The Eduplex is not only an educational programme for children and their parents, but also a training facility for professionals (teachers, audiologists / speech and hearing therapists) and students from various universities in our inclusive approach to the education of the deaf. In addition to ongoing training of our own staff, numerous professionals and students (nationally and internationally) have already received training in the Eduplex training centre. So far we have trained professionals from Austria, Botswana, Germany, Jordan, Kenya, Qatar, Singapore, South Africa, Tanzania, USA, Zambia and Zimbabwe.
As children grow older their needs change. The high school was developed with the unique needs of the older deaf child in mind. In a developing country like South Africa, additional factors such as the late identification of hearing loss play a role in adding to the demands of deaf education. A specially developed academic curriculum caters for the academically strong child and the occupationally based curriculum for the vocationally inclined child. Although technology and support are still provided to deaf teenagers, independence and integration into the real world is a specific focus of the High School programme.
A High school, Sports Academy, upgraded After-School Care Centre, Skills Centre, Parent Guidance and new Training and Music academies are being planned and will be rolled out as donors come on board. Currently an additional six High School classrooms are being constructed to accommodate learners up to grade 10.

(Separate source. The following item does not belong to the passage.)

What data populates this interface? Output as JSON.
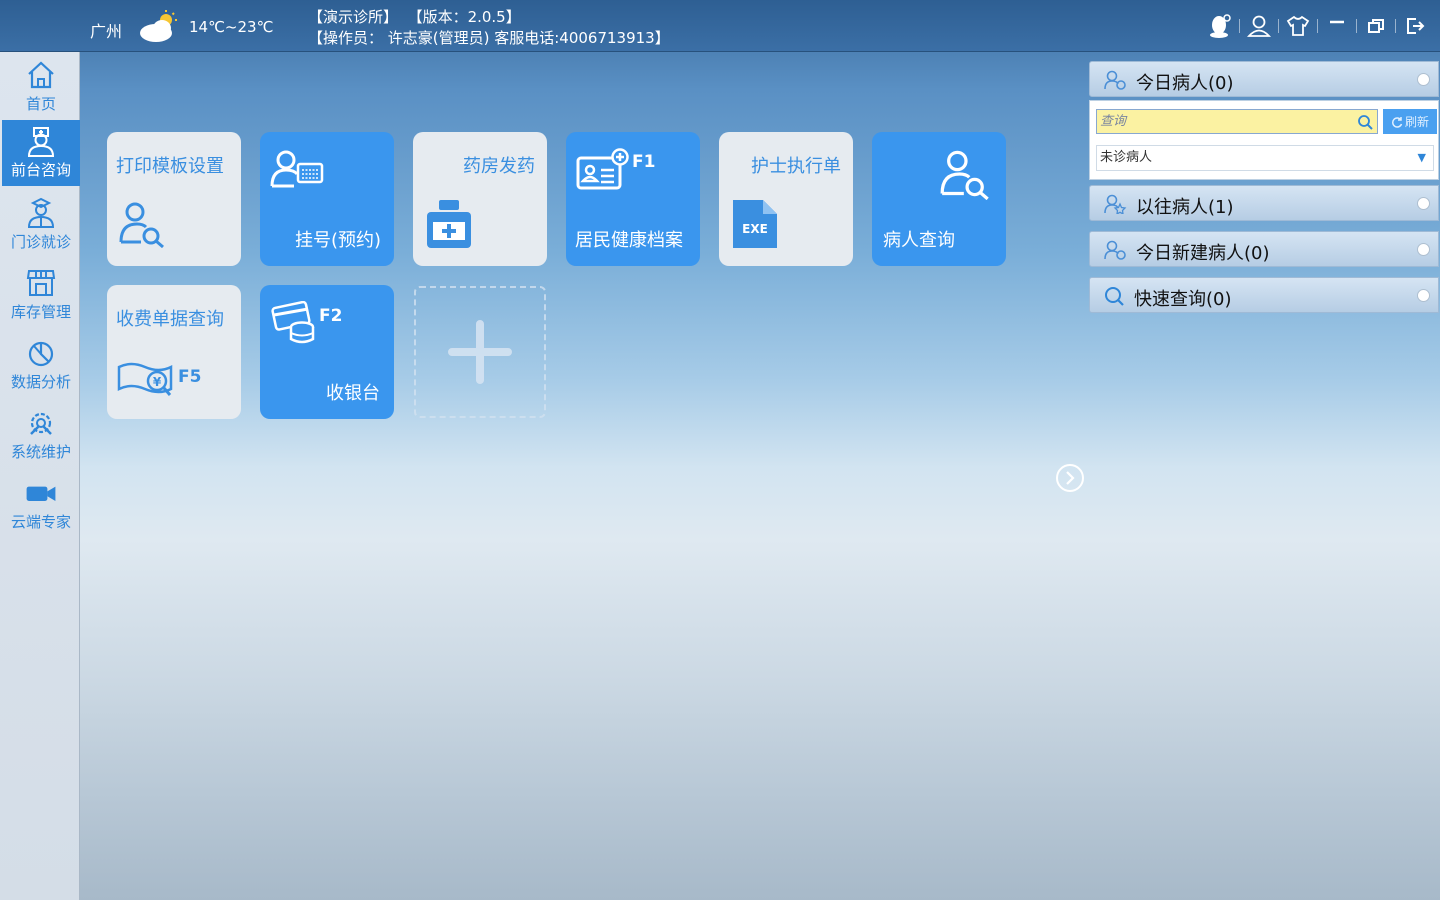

I have a deaf son who has finished school but he is really struggling to find a training facility for the deaf where he can learn to do Computer repairs, hardware and software installations. He is very computer literate, self taught but he wants to study in order to get a recognised qualification. He is not able to find any such place in Gauteng. Is there any way you can set us in the right direction of give us contact details etc. I would really appreciate your assistance. My telephone number is 072 157 9121 Thanking you in advance.